* Increased Water Intake – drink half your weight in water.

* Minimal sugar intake – to cut back on break-outs and glycation.

* Intake of healthy oils – Fish oils and/or flaxseed .

* Plenty of Sleep/Rest/Relaxation. Not only does this give the skin time to use all those great actives you are applying but it also allows the brain to reboot and the digestion to settle. By the morning your whole body is ready to go.

The body and mind loves rhythm and rituals. All of the above suggestions can create a balanced approach to life no matter what age you are and that rhythm and balance will certainly show up in your clear, glowing skin.

According to the experts, we don’t establish our circadian rhythms until we are about six weeks old. That’s about the time when babies can hold more milk in their bellies to sleep longer periods. Sleep helps us fight illness, manage stress AND keeps our skin youthful and fresh.

When we are tired, our skin will look tired too. Lines deepen and look more ingrained, the complexion looks dull and eyes are often shadowed. When we get enough rest the sleep hormone, MELATONIN, is able to go to work. It lowers blood pressure and core body temperature, regulates hormonal levels and increases our alertness the next day. Just losing one hour of sleep a night can reduce day-time attentiveness by one third.
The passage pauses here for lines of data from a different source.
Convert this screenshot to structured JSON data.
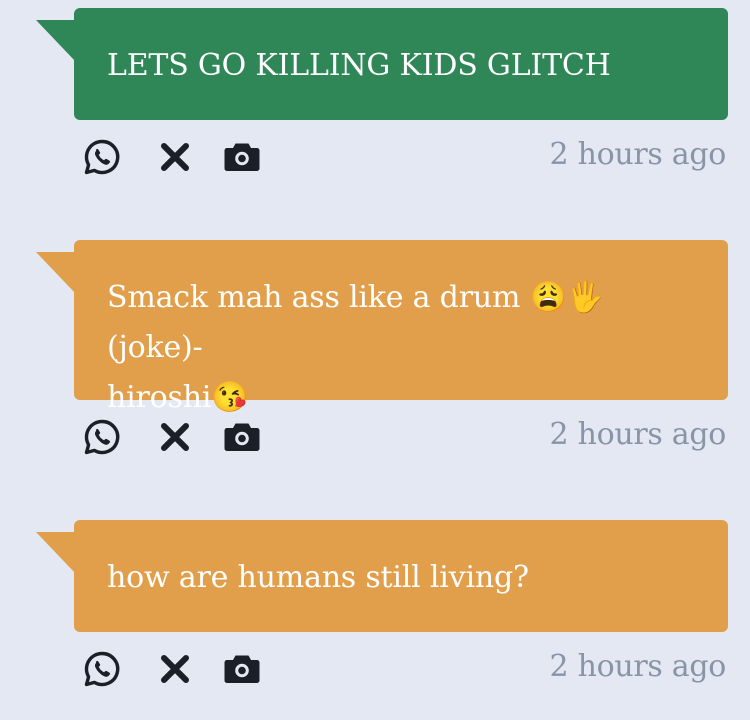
{
  "colors": {
    "background": "#e3e8f2",
    "green": "#2f8656",
    "orange": "#e19f4c",
    "timestamp": "#8a94a8",
    "icon": "#1c1f27"
  },
  "posts": [
    {
      "color": "#2f8656",
      "text_lines": [
        "LETS GO KILLING KIDS GLITCH"
      ],
      "timestamp": "2 hours ago",
      "icons": [
        "whatsapp-icon",
        "close-icon",
        "camera-icon"
      ]
    },
    {
      "color": "#e19f4c",
      "text_lines": [
        "Smack mah ass like a drum 😩🖐 (joke)-",
        "hiroshi😘"
      ],
      "timestamp": "2 hours ago",
      "icons": [
        "whatsapp-icon",
        "close-icon",
        "camera-icon"
      ]
    },
    {
      "color": "#e19f4c",
      "text_lines": [
        "how are humans still living?"
      ],
      "timestamp": "2 hours ago",
      "icons": [
        "whatsapp-icon",
        "close-icon",
        "camera-icon"
      ]
    }
  ]
}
And to add insult to injury, because the lack of sleep interferes with ghrelin and leptin – the eat and don’t eat buttons in our bodies – we tend to snack irregularly and eat more sugary and starchy foods. This leads to a spike in our sugar levels, creating glycation and inflammation. Check out my recent blog “The Not So Sweet Side of Sugar“. This can age us very rapidly, create break-outs, wrinkles, rosacea, dryness, and even depression and chronic illness.

So, if you can get eight hours of sleep a night – perfect. If not, try napping. Recent studies have established that just a short nap can clear and recharge the brain just as effectively as a longer sleep. Your eyes and skin will be brighter and you will be more productive each and every day.